Quilted/Flame Maple tops - Laminated on top of Mahogany, Basswood or Ash, provides a stunning natural or stained  finish, with the tonal qualities of the base wood, plus the brightness of the maple for some top end ring.

EXOTICS (Subject to Availability and upon special request)
Paduak (aka Padouk, Africa)
Beautiful reddish brown African timber. Natural oil, or clear gloss finishes are spectacular. The brightest sounding timber we have available, its similar to making a body from solid Maple. Low end and mids are very tight, while no other timber is able to capture the crisp highs. Use with really fat passive pickups!

Zebrano (Africa)
Stunning "zebra" patterned wood, can be used as a top, or full solid body. Very bright sounding timber.


Guitar Body Gallery
Click for description.

Flamed Maple Top on Basswood Body in distressed blue finish and natural binding (David Shirley, USA)Flamed Maple Top on Basswood Body in distressed blue finish and natural binding (David Shirley, USA)
'Passion and Warfare' inspired swirl finish on an Ibanez RG7620 guitar Mathew Piccolotto (Australia)'Passion and Warfare' inspired swirl finish on an Ibanez RG7620 guitar Mathew Piccolotto (Australia)


Download our Custom Forms

Custom Body Form - Excel Custom Body Form - Excel (92 KB)

Custom Body Form - PDF Custom Body Form - PDF (153 KB)

Custom Neck Form - Excel Custom Neck Form - Excel (106 KB)

Custom Neck Form - PDF Custom Neck Form - PDF (43 KB)

Tonewoods, does timber affect guitar tone, is it a bunch of Baloney? What does ET say?

We believe that timbers have an effect, and a role in determining the tone of an electric guitar.

With acoustic guitars, the effect of timber is quite obvious, and can be heard by an untrained casual ear. Why then is there an argument that the timber makes little to no difference, and that the sound is completely dependant on the pickups and the amplifier?

Admittedly, there is a significantly less obvious impact of the tonewood on an electric guitar sound, and its much more difficult to detect for an untrained ear. However, wood is a material, with variation in properties from species to species, even within the same species. Just like there are differences in the properties between different metals, and different plastics, it would be wrong to assume that the differences in timber have no effect.

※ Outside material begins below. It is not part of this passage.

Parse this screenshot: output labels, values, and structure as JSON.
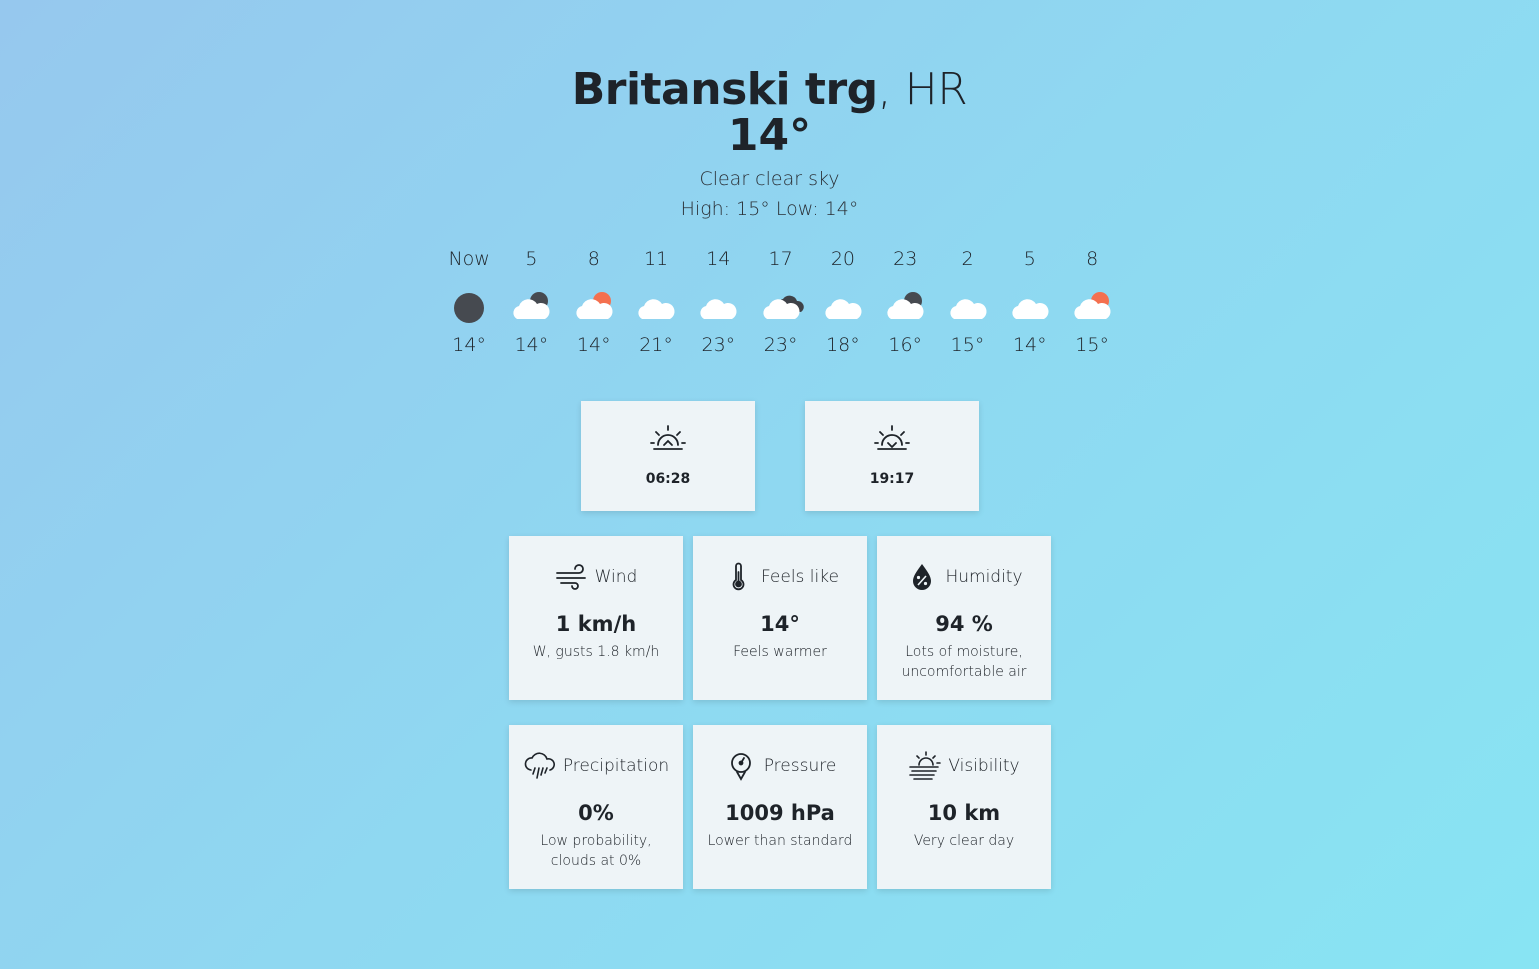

The main proprties of timber that we believe affect the tone are;

- Hardness
- Density
- Grain structure
- Porosity
- Moisture content
- Oil content

These properties all contribute to affect the amount of energy, and the frequencies, that are Absorbed or Reflected by the timber during the guitar string vibration. Some timbers are able to reflect certain frequencies, thereby sounding brighter or darker, depending on the timber. There are many variables to consider, such as the size and shape of the timber, the types and quality of hardware attached to the guitar etc etc. But in general we have certainly seen patterns of how various timbers typically behave. This is obviously not a guarantee of exact behavior, but should be used as a good starting point. We have been able to narrow the categories down to the following;

Dark/Warm Tones
The bass and mids frequencies are accentuated, to give an overall warmer full sounding tone. Care needs to be taken that the tone doesn't become too "muddy" or dull.

Mahogany (South American, African Sapelle)
Korina (African Black Limba)
Koa (Hawaii)
Blackwood (Australian)

Balanced Tones
The bass, mid and treble frequencies are relatively equal, giving a balanced tone, and the ability to tweak individual frequencies. Often these are good options to provide a tone that has enough mid presence to cut through the sonic mix of other musical instruments like drums and bass.

Alder (American)
Basswood (American)
Mountain Ash (Australian)
Mahogany (South Pacific)
Walnut (Honduran)
Wenge (African)
Ebony (African or Indian)
Pau Ferro (South American)

Bright Tones
The treble frequencies are crisp and clear, giving a bright, bell-like response, and sharper attack.

Maple (American)
Ash (American White or Swamp)
Walnut (American Black)
Paduak (African)
Bubinga (African)
Zebrawood (African)